Set down every entry again word for word, please, but skip the pictures.

**PROVIDED DATA**.
──────
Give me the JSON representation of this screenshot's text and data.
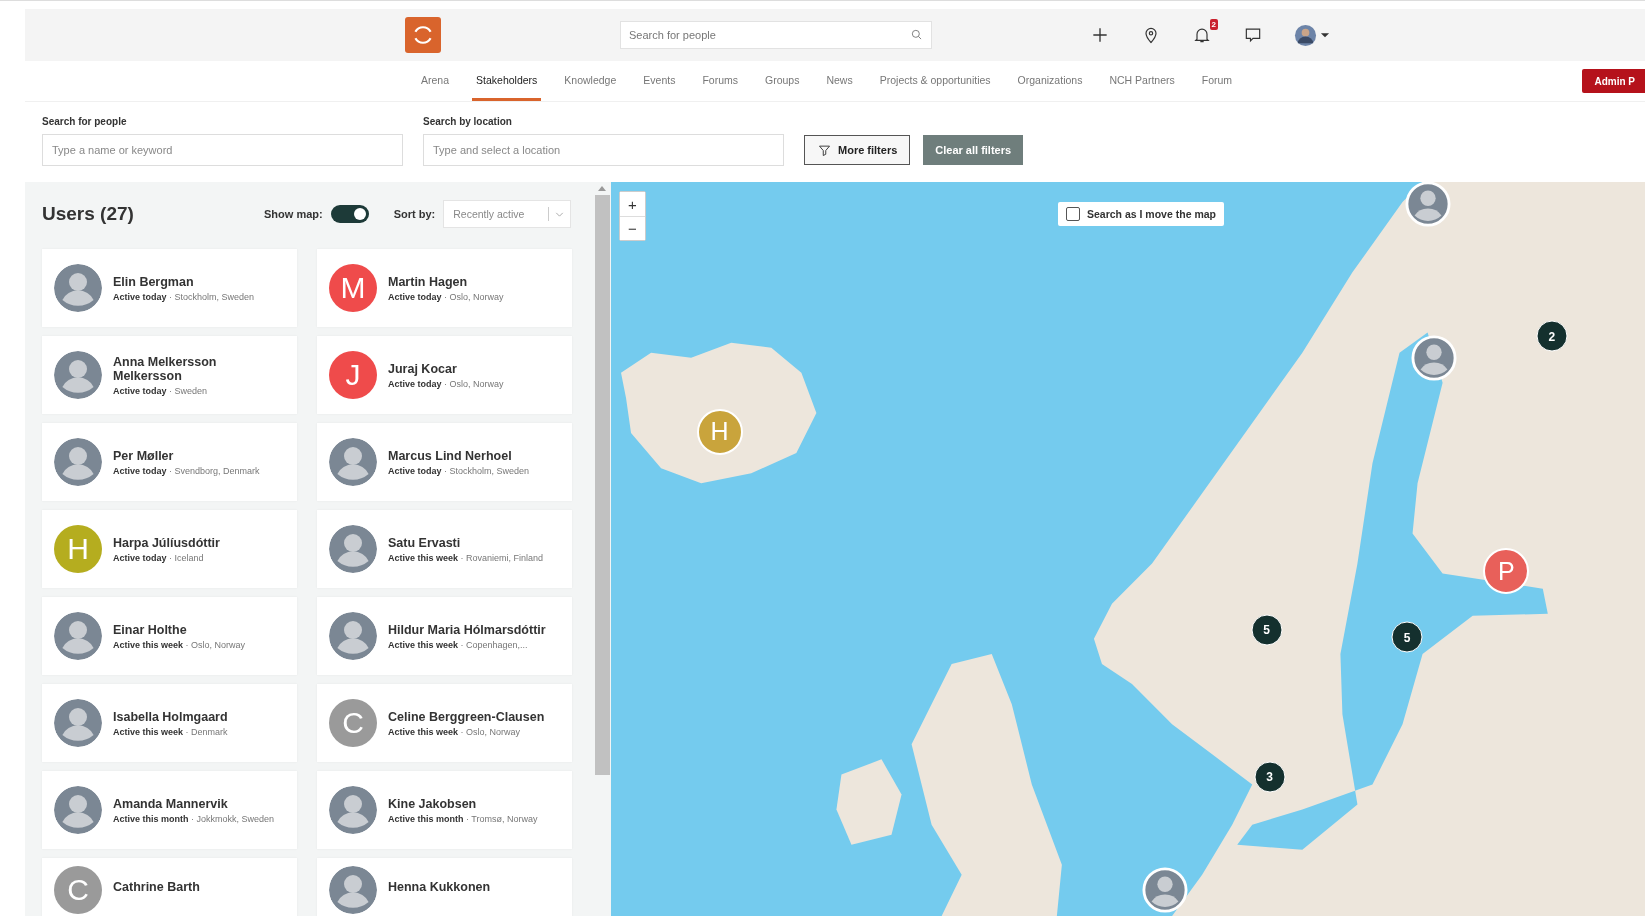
{
  "header": {
    "search": {
      "placeholder": "Search for people"
    },
    "notification_count": "2",
    "admin_button": "Admin P"
  },
  "nav": {
    "items": [
      {
        "label": "Arena",
        "selected": false
      },
      {
        "label": "Stakeholders",
        "selected": true
      },
      {
        "label": "Knowledge",
        "selected": false
      },
      {
        "label": "Events",
        "selected": false
      },
      {
        "label": "Forums",
        "selected": false
      },
      {
        "label": "Groups",
        "selected": false
      },
      {
        "label": "News",
        "selected": false
      },
      {
        "label": "Projects & opportunities",
        "selected": false
      },
      {
        "label": "Organizations",
        "selected": false
      },
      {
        "label": "NCH Partners",
        "selected": false
      },
      {
        "label": "Forum",
        "selected": false
      }
    ]
  },
  "filters": {
    "people": {
      "label": "Search for people",
      "placeholder": "Type a name or keyword"
    },
    "location": {
      "label": "Search by location",
      "placeholder": "Type and select a location"
    },
    "more_filters": "More filters",
    "clear_filters": "Clear all filters"
  },
  "users": {
    "title": "Users (27)",
    "show_map": {
      "label": "Show map:",
      "on": true
    },
    "sort": {
      "label": "Sort by:",
      "value": "Recently active"
    },
    "cards": [
      {
        "name": "Elin Bergman",
        "status": "**Active today** · Stockholm, Sweden",
        "avatar": {
          "kind": "photo"
        }
      },
      {
        "name": "Martin Hagen",
        "status": "**Active today** · Oslo, Norway",
        "avatar": {
          "kind": "letter",
          "letter": "M",
          "color": "#ef4b4b"
        }
      },
      {
        "name": "Anna Melkersson Melkersson",
        "status": "**Active today** · Sweden",
        "avatar": {
          "kind": "photo"
        }
      },
      {
        "name": "Juraj Kocar",
        "status": "**Active today** · Oslo, Norway",
        "avatar": {
          "kind": "letter",
          "letter": "J",
          "color": "#ef4b4b"
        }
      },
      {
        "name": "Per Møller",
        "status": "**Active today** · Svendborg, Denmark",
        "avatar": {
          "kind": "photo"
        }
      },
      {
        "name": "Marcus Lind Nerhoel",
        "status": "**Active today** · Stockholm, Sweden",
        "avatar": {
          "kind": "photo"
        }
      },
      {
        "name": "Harpa Júlíusdóttir",
        "status": "**Active today** · Iceland",
        "avatar": {
          "kind": "letter",
          "letter": "H",
          "color": "#b5ad1f"
        }
      },
      {
        "name": "Satu Ervasti",
        "status": "**Active this week** · Rovaniemi, Finland",
        "avatar": {
          "kind": "photo"
        }
      },
      {
        "name": "Einar Holthe",
        "status": "**Active this week** · Oslo, Norway",
        "avatar": {
          "kind": "photo"
        }
      },
      {
        "name": "Hildur Maria Hólmarsdóttir",
        "status": "**Active this week** · Copenhagen,...",
        "avatar": {
          "kind": "photo"
        }
      },
      {
        "name": "Isabella Holmgaard",
        "status": "**Active this week** · Denmark",
        "avatar": {
          "kind": "photo"
        }
      },
      {
        "name": "Celine Berggreen-Clausen",
        "status": "**Active this week** · Oslo, Norway",
        "avatar": {
          "kind": "letter",
          "letter": "C",
          "color": "#9a9a9a"
        }
      },
      {
        "name": "Amanda Mannervik",
        "status": "**Active this month** · Jokkmokk, Sweden",
        "avatar": {
          "kind": "photo"
        }
      },
      {
        "name": "Kine Jakobsen",
        "status": "**Active this month** · Tromsø, Norway",
        "avatar": {
          "kind": "photo"
        }
      },
      {
        "name": "Cathrine Barth",
        "avatar": {
          "kind": "letter",
          "letter": "C",
          "color": "#9a9a9a"
        }
      },
      {
        "name": "Henna Kukkonen",
        "avatar": {
          "kind": "photo"
        }
      }
    ]
  },
  "map": {
    "search_as_move": {
      "label": "Search as I move the map",
      "checked": false
    },
    "zoom_in": "+",
    "zoom_out": "−",
    "markers": [
      {
        "kind": "photo"
      },
      {
        "kind": "photo"
      },
      {
        "kind": "cluster",
        "count": "2"
      },
      {
        "kind": "letter",
        "letter": "H",
        "color": "#c9a43c"
      },
      {
        "kind": "letter",
        "letter": "P",
        "color": "#e8605a"
      },
      {
        "kind": "cluster",
        "count": "5"
      },
      {
        "kind": "cluster",
        "count": "5"
      },
      {
        "kind": "cluster",
        "count": "3"
      },
      {
        "kind": "photo"
      }
    ]
  }
}
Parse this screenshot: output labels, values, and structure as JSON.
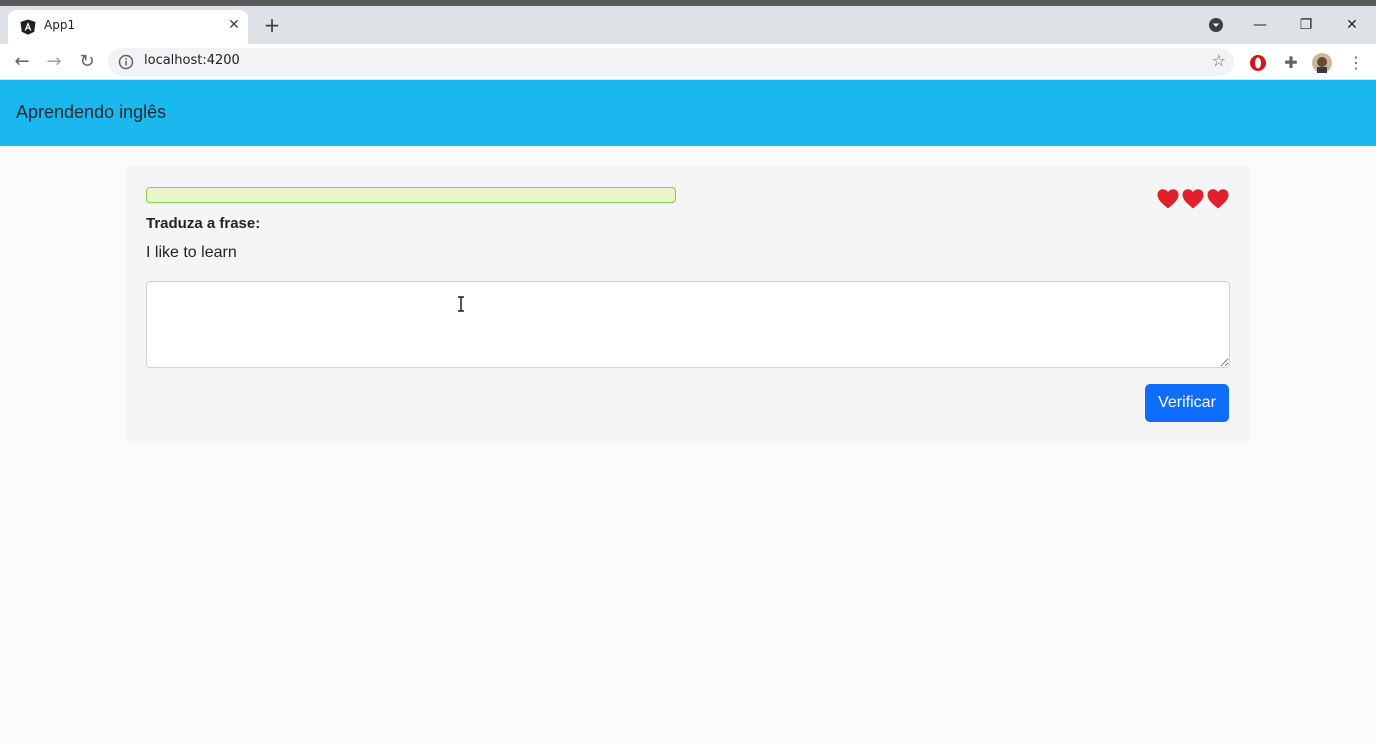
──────
**REPLY**.
Give me the JSON representation of this screenshot's text and data.
{
  "header": {
    "search": {
      "placeholder": "Search for people"
    },
    "notification_count": "2",
    "admin_button": "Admin P"
  },
  "nav": {
    "items": [
      {
        "label": "Arena",
        "selected": false
      },
      {
        "label": "Stakeholders",
        "selected": true
      },
      {
        "label": "Knowledge",
        "selected": false
      },
      {
        "label": "Events",
        "selected": false
      },
      {
        "label": "Forums",
        "selected": false
      },
      {
        "label": "Groups",
        "selected": false
      },
      {
        "label": "News",
        "selected": false
      },
      {
        "label": "Projects & opportunities",
        "selected": false
      },
      {
        "label": "Organizations",
        "selected": false
      },
      {
        "label": "NCH Partners",
        "selected": false
      },
      {
        "label": "Forum",
        "selected": false
      }
    ]
  },
  "filters": {
    "people": {
      "label": "Search for people",
      "placeholder": "Type a name or keyword"
    },
    "location": {
      "label": "Search by location",
      "placeholder": "Type and select a location"
    },
    "more_filters": "More filters",
    "clear_filters": "Clear all filters"
  },
  "users": {
    "title": "Users (27)",
    "show_map": {
      "label": "Show map:",
      "on": true
    },
    "sort": {
      "label": "Sort by:",
      "value": "Recently active"
    },
    "cards": [
      {
        "name": "Elin Bergman",
        "status": "**Active today** · Stockholm, Sweden",
        "avatar": {
          "kind": "photo"
        }
      },
      {
        "name": "Martin Hagen",
        "status": "**Active today** · Oslo, Norway",
        "avatar": {
          "kind": "letter",
          "letter": "M",
          "color": "#ef4b4b"
        }
      },
      {
        "name": "Anna Melkersson Melkersson",
        "status": "**Active today** · Sweden",
        "avatar": {
          "kind": "photo"
        }
      },
      {
        "name": "Juraj Kocar",
        "status": "**Active today** · Oslo, Norway",
        "avatar": {
          "kind": "letter",
          "letter": "J",
          "color": "#ef4b4b"
        }
      },
      {
        "name": "Per Møller",
        "status": "**Active today** · Svendborg, Denmark",
        "avatar": {
          "kind": "photo"
        }
      },
      {
        "name": "Marcus Lind Nerhoel",
        "status": "**Active today** · Stockholm, Sweden",
        "avatar": {
          "kind": "photo"
        }
      },
      {
        "name": "Harpa Júlíusdóttir",
        "status": "**Active today** · Iceland",
        "avatar": {
          "kind": "letter",
          "letter": "H",
          "color": "#b5ad1f"
        }
      },
      {
        "name": "Satu Ervasti",
        "status": "**Active this week** · Rovaniemi, Finland",
        "avatar": {
          "kind": "photo"
        }
      },
      {
        "name": "Einar Holthe",
        "status": "**Active this week** · Oslo, Norway",
        "avatar": {
          "kind": "photo"
        }
      },
      {
        "name": "Hildur Maria Hólmarsdóttir",
        "status": "**Active this week** · Copenhagen,...",
        "avatar": {
          "kind": "photo"
        }
      },
      {
        "name": "Isabella Holmgaard",
        "status": "**Active this week** · Denmark",
        "avatar": {
          "kind": "photo"
        }
      },
      {
        "name": "Celine Berggreen-Clausen",
        "status": "**Active this week** · Oslo, Norway",
        "avatar": {
          "kind": "letter",
          "letter": "C",
          "color": "#9a9a9a"
        }
      },
      {
        "name": "Amanda Mannervik",
        "status": "**Active this month** · Jokkmokk, Sweden",
        "avatar": {
          "kind": "photo"
        }
      },
      {
        "name": "Kine Jakobsen",
        "status": "**Active this month** · Tromsø, Norway",
        "avatar": {
          "kind": "photo"
        }
      },
      {
        "name": "Cathrine Barth",
        "avatar": {
          "kind": "letter",
          "letter": "C",
          "color": "#9a9a9a"
        }
      },
      {
        "name": "Henna Kukkonen",
        "avatar": {
          "kind": "photo"
        }
      }
    ]
  },
  "map": {
    "search_as_move": {
      "label": "Search as I move the map",
      "checked": false
    },
    "zoom_in": "+",
    "zoom_out": "−",
    "markers": [
      {
        "kind": "photo"
      },
      {
        "kind": "photo"
      },
      {
        "kind": "cluster",
        "count": "2"
      },
      {
        "kind": "letter",
        "letter": "H",
        "color": "#c9a43c"
      },
      {
        "kind": "letter",
        "letter": "P",
        "color": "#e8605a"
      },
      {
        "kind": "cluster",
        "count": "5"
      },
      {
        "kind": "cluster",
        "count": "5"
      },
      {
        "kind": "cluster",
        "count": "3"
      },
      {
        "kind": "photo"
      }
    ]
  }
}
Parse this screenshot: output labels, values, and structure as JSON.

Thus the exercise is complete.